▸ Directions
Start to finish, write out the entries exactly, leaving the pictures aside.

▸ Data for the task
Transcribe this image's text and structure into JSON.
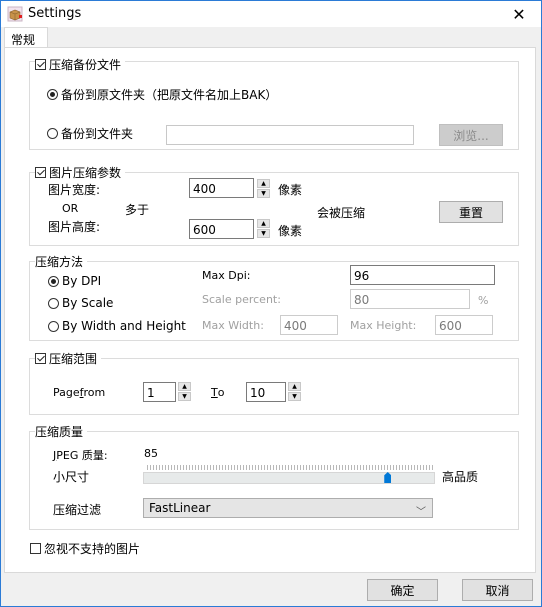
{
  "window": {
    "title": "Settings",
    "icon": "package-box-icon",
    "close_glyph": "✕"
  },
  "tabs": [
    {
      "label": "常规",
      "active": true
    }
  ],
  "backup": {
    "title": "压缩备份文件",
    "checked": true,
    "option_original": "备份到原文件夹（把原文件名加上BAK）",
    "option_folder": "备份到文件夹",
    "selected": "original",
    "folder_value": "",
    "browse_label": "浏览..."
  },
  "image_params": {
    "title": "图片压缩参数",
    "checked": true,
    "width_label": "图片宽度:",
    "width_value": "400",
    "width_unit": "像素",
    "or_label": "OR",
    "more_than": "多于",
    "height_label": "图片高度:",
    "height_value": "600",
    "height_unit": "像素",
    "will_compress": "会被压缩",
    "reset_label": "重置"
  },
  "method": {
    "title": "压缩方法",
    "options": [
      "By DPI",
      "By Scale",
      "By Width and Height"
    ],
    "selected": "By DPI",
    "max_dpi_label": "Max Dpi:",
    "max_dpi_value": "96",
    "scale_label": "Scale percent:",
    "scale_value": "80",
    "percent_sign": "%",
    "max_width_label": "Max Width:",
    "max_width_value": "400",
    "max_height_label": "Max Height:",
    "max_height_value": "600"
  },
  "range": {
    "title": "压缩范围",
    "checked": true,
    "page_from_prefix": "Page ",
    "page_from_mnemonic": "f",
    "page_from_suffix": "rom",
    "from_value": "1",
    "to_mnemonic": "T",
    "to_suffix": "o",
    "to_value": "10"
  },
  "quality": {
    "title": "压缩质量",
    "jpeg_mnemonic": "J",
    "jpeg_label_rest": "PEG 质量:",
    "jpeg_value": "85",
    "small_label": "小尺寸",
    "high_label": "高品质",
    "slider_value": 85,
    "slider_min": 0,
    "slider_max": 100,
    "filter_label": "压缩过滤",
    "filter_value": "FastLinear"
  },
  "ignore": {
    "label": "忽视不支持的图片",
    "checked": false
  },
  "footer": {
    "ok_label": "确定",
    "cancel_label": "取消"
  },
  "colors": {
    "accent": "#0078d7",
    "window_border": "#2b7bd6"
  }
}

▸ Result
Transcribe this image's text and structure into JSON.
{
  "window": {
    "title": "Settings",
    "icon": "package-box-icon",
    "close_glyph": "✕"
  },
  "tabs": [
    {
      "label": "常规",
      "active": true
    }
  ],
  "backup": {
    "title": "压缩备份文件",
    "checked": true,
    "option_original": "备份到原文件夹（把原文件名加上BAK）",
    "option_folder": "备份到文件夹",
    "selected": "original",
    "folder_value": "",
    "browse_label": "浏览..."
  },
  "image_params": {
    "title": "图片压缩参数",
    "checked": true,
    "width_label": "图片宽度:",
    "width_value": "400",
    "width_unit": "像素",
    "or_label": "OR",
    "more_than": "多于",
    "height_label": "图片高度:",
    "height_value": "600",
    "height_unit": "像素",
    "will_compress": "会被压缩",
    "reset_label": "重置"
  },
  "method": {
    "title": "压缩方法",
    "options": [
      "By DPI",
      "By Scale",
      "By Width and Height"
    ],
    "selected": "By DPI",
    "max_dpi_label": "Max Dpi:",
    "max_dpi_value": "96",
    "scale_label": "Scale percent:",
    "scale_value": "80",
    "percent_sign": "%",
    "max_width_label": "Max Width:",
    "max_width_value": "400",
    "max_height_label": "Max Height:",
    "max_height_value": "600"
  },
  "range": {
    "title": "压缩范围",
    "checked": true,
    "page_from_prefix": "Page ",
    "page_from_mnemonic": "f",
    "page_from_suffix": "rom",
    "from_value": "1",
    "to_mnemonic": "T",
    "to_suffix": "o",
    "to_value": "10"
  },
  "quality": {
    "title": "压缩质量",
    "jpeg_mnemonic": "J",
    "jpeg_label_rest": "PEG 质量:",
    "jpeg_value": "85",
    "small_label": "小尺寸",
    "high_label": "高品质",
    "slider_value": 85,
    "slider_min": 0,
    "slider_max": 100,
    "filter_label": "压缩过滤",
    "filter_value": "FastLinear"
  },
  "ignore": {
    "label": "忽视不支持的图片",
    "checked": false
  },
  "footer": {
    "ok_label": "确定",
    "cancel_label": "取消"
  },
  "colors": {
    "accent": "#0078d7",
    "window_border": "#2b7bd6"
  }
}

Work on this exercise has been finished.